• [EXERCISE GOAL]
Restate each record below word for word, skipping images.

Website and app data records
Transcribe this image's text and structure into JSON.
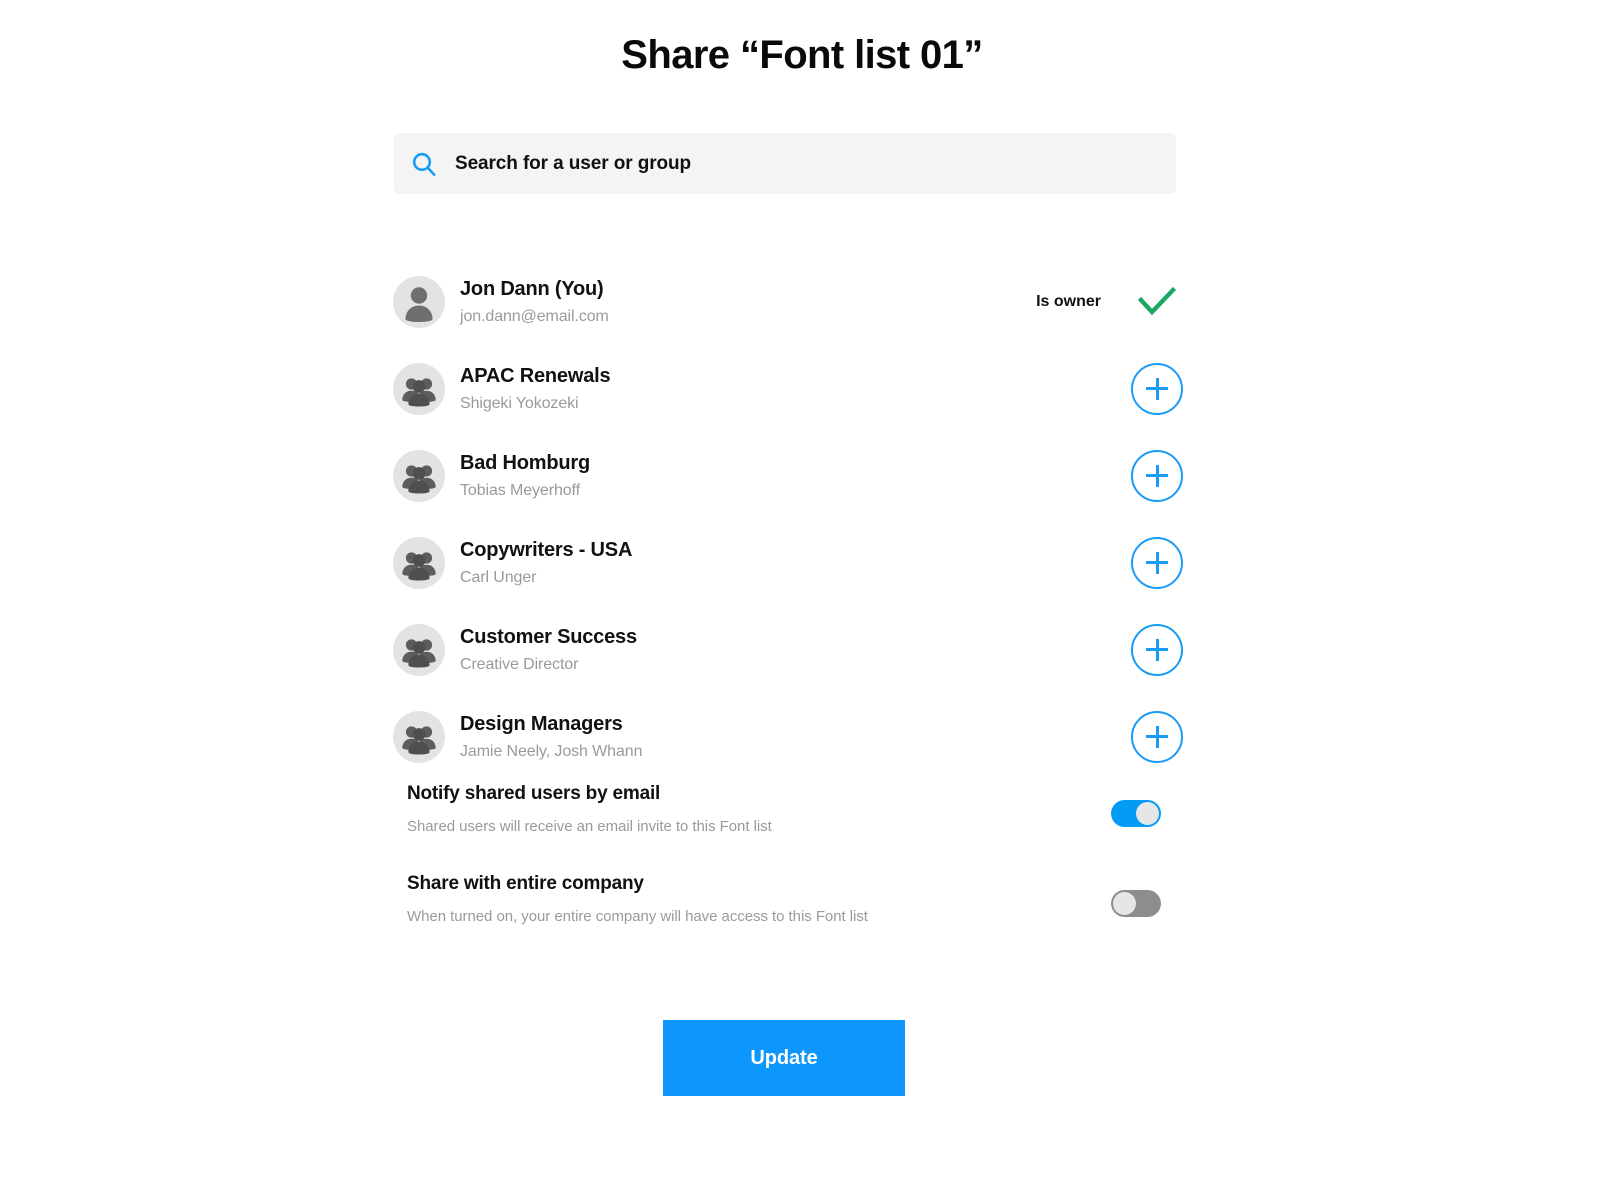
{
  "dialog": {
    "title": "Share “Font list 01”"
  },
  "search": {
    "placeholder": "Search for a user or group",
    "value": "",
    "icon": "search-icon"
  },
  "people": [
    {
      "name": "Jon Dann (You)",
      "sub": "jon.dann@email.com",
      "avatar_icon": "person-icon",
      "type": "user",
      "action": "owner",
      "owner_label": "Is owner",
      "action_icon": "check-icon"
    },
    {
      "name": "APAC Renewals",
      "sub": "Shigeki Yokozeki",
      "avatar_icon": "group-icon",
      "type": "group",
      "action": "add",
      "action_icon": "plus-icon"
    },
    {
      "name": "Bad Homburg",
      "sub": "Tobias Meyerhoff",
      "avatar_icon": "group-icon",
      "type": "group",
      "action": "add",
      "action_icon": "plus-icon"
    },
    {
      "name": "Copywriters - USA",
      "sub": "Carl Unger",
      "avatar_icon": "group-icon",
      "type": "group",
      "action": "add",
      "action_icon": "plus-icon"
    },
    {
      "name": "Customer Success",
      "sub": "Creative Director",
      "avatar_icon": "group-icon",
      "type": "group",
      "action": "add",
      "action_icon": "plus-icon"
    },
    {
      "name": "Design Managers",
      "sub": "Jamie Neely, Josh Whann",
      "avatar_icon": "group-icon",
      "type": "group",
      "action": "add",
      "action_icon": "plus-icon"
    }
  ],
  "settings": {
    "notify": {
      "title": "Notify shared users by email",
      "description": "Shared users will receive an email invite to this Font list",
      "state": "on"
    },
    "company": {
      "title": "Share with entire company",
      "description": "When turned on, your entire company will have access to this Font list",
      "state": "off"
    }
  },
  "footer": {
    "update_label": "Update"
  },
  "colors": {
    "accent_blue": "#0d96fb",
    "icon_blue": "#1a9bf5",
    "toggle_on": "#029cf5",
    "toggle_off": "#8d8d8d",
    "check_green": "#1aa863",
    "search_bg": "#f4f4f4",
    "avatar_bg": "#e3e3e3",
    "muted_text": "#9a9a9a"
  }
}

• [TASK RESPONSE]
Transcribe this image's text and structure into JSON.
{
  "dialog": {
    "title": "Share “Font list 01”"
  },
  "search": {
    "placeholder": "Search for a user or group",
    "value": "",
    "icon": "search-icon"
  },
  "people": [
    {
      "name": "Jon Dann (You)",
      "sub": "jon.dann@email.com",
      "avatar_icon": "person-icon",
      "type": "user",
      "action": "owner",
      "owner_label": "Is owner",
      "action_icon": "check-icon"
    },
    {
      "name": "APAC Renewals",
      "sub": "Shigeki Yokozeki",
      "avatar_icon": "group-icon",
      "type": "group",
      "action": "add",
      "action_icon": "plus-icon"
    },
    {
      "name": "Bad Homburg",
      "sub": "Tobias Meyerhoff",
      "avatar_icon": "group-icon",
      "type": "group",
      "action": "add",
      "action_icon": "plus-icon"
    },
    {
      "name": "Copywriters - USA",
      "sub": "Carl Unger",
      "avatar_icon": "group-icon",
      "type": "group",
      "action": "add",
      "action_icon": "plus-icon"
    },
    {
      "name": "Customer Success",
      "sub": "Creative Director",
      "avatar_icon": "group-icon",
      "type": "group",
      "action": "add",
      "action_icon": "plus-icon"
    },
    {
      "name": "Design Managers",
      "sub": "Jamie Neely, Josh Whann",
      "avatar_icon": "group-icon",
      "type": "group",
      "action": "add",
      "action_icon": "plus-icon"
    }
  ],
  "settings": {
    "notify": {
      "title": "Notify shared users by email",
      "description": "Shared users will receive an email invite to this Font list",
      "state": "on"
    },
    "company": {
      "title": "Share with entire company",
      "description": "When turned on, your entire company will have access to this Font list",
      "state": "off"
    }
  },
  "footer": {
    "update_label": "Update"
  },
  "colors": {
    "accent_blue": "#0d96fb",
    "icon_blue": "#1a9bf5",
    "toggle_on": "#029cf5",
    "toggle_off": "#8d8d8d",
    "check_green": "#1aa863",
    "search_bg": "#f4f4f4",
    "avatar_bg": "#e3e3e3",
    "muted_text": "#9a9a9a"
  }
}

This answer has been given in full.